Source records
--------------------------------
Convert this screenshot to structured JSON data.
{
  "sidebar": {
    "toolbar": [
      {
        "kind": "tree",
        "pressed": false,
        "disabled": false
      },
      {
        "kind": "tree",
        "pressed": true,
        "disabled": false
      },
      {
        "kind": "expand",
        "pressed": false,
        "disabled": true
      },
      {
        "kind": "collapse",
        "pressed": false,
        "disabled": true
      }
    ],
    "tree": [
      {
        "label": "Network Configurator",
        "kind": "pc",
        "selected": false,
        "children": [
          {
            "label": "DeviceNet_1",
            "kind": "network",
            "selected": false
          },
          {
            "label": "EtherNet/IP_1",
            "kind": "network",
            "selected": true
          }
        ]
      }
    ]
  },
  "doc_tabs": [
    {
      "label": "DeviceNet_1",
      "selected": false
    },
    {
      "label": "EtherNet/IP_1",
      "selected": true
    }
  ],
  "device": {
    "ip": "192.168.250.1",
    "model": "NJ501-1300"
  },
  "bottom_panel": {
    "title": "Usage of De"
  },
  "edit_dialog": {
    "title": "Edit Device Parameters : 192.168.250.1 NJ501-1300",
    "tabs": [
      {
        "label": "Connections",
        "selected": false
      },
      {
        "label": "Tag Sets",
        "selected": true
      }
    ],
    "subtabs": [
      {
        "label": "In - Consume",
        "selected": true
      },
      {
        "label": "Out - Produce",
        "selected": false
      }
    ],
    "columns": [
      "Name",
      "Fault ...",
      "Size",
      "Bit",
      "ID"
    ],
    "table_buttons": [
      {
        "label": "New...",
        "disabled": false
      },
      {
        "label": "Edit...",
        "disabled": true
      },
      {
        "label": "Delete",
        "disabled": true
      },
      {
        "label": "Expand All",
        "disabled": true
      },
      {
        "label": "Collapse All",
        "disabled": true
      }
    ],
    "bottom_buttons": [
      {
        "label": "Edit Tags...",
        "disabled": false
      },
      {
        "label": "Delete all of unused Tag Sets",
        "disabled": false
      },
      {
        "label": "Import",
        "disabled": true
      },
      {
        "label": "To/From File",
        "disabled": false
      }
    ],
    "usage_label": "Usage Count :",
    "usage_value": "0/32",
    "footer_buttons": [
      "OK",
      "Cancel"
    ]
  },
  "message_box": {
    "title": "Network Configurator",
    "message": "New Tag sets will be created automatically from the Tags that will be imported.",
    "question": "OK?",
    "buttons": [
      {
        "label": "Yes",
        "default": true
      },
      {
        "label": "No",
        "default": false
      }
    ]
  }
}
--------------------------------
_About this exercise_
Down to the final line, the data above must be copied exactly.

_Response to this task_
Convert this screenshot to structured JSON data.
{
  "sidebar": {
    "toolbar": [
      {
        "kind": "tree",
        "pressed": false,
        "disabled": false
      },
      {
        "kind": "tree",
        "pressed": true,
        "disabled": false
      },
      {
        "kind": "expand",
        "pressed": false,
        "disabled": true
      },
      {
        "kind": "collapse",
        "pressed": false,
        "disabled": true
      }
    ],
    "tree": [
      {
        "label": "Network Configurator",
        "kind": "pc",
        "selected": false,
        "children": [
          {
            "label": "DeviceNet_1",
            "kind": "network",
            "selected": false
          },
          {
            "label": "EtherNet/IP_1",
            "kind": "network",
            "selected": true
          }
        ]
      }
    ]
  },
  "doc_tabs": [
    {
      "label": "DeviceNet_1",
      "selected": false
    },
    {
      "label": "EtherNet/IP_1",
      "selected": true
    }
  ],
  "device": {
    "ip": "192.168.250.1",
    "model": "NJ501-1300"
  },
  "bottom_panel": {
    "title": "Usage of De"
  },
  "edit_dialog": {
    "title": "Edit Device Parameters : 192.168.250.1 NJ501-1300",
    "tabs": [
      {
        "label": "Connections",
        "selected": false
      },
      {
        "label": "Tag Sets",
        "selected": true
      }
    ],
    "subtabs": [
      {
        "label": "In - Consume",
        "selected": true
      },
      {
        "label": "Out - Produce",
        "selected": false
      }
    ],
    "columns": [
      "Name",
      "Fault ...",
      "Size",
      "Bit",
      "ID"
    ],
    "table_buttons": [
      {
        "label": "New...",
        "disabled": false
      },
      {
        "label": "Edit...",
        "disabled": true
      },
      {
        "label": "Delete",
        "disabled": true
      },
      {
        "label": "Expand All",
        "disabled": true
      },
      {
        "label": "Collapse All",
        "disabled": true
      }
    ],
    "bottom_buttons": [
      {
        "label": "Edit Tags...",
        "disabled": false
      },
      {
        "label": "Delete all of unused Tag Sets",
        "disabled": false
      },
      {
        "label": "Import",
        "disabled": true
      },
      {
        "label": "To/From File",
        "disabled": false
      }
    ],
    "usage_label": "Usage Count :",
    "usage_value": "0/32",
    "footer_buttons": [
      "OK",
      "Cancel"
    ]
  },
  "message_box": {
    "title": "Network Configurator",
    "message": "New Tag sets will be created automatically from the Tags that will be imported.",
    "question": "OK?",
    "buttons": [
      {
        "label": "Yes",
        "default": true
      },
      {
        "label": "No",
        "default": false
      }
    ]
  }
}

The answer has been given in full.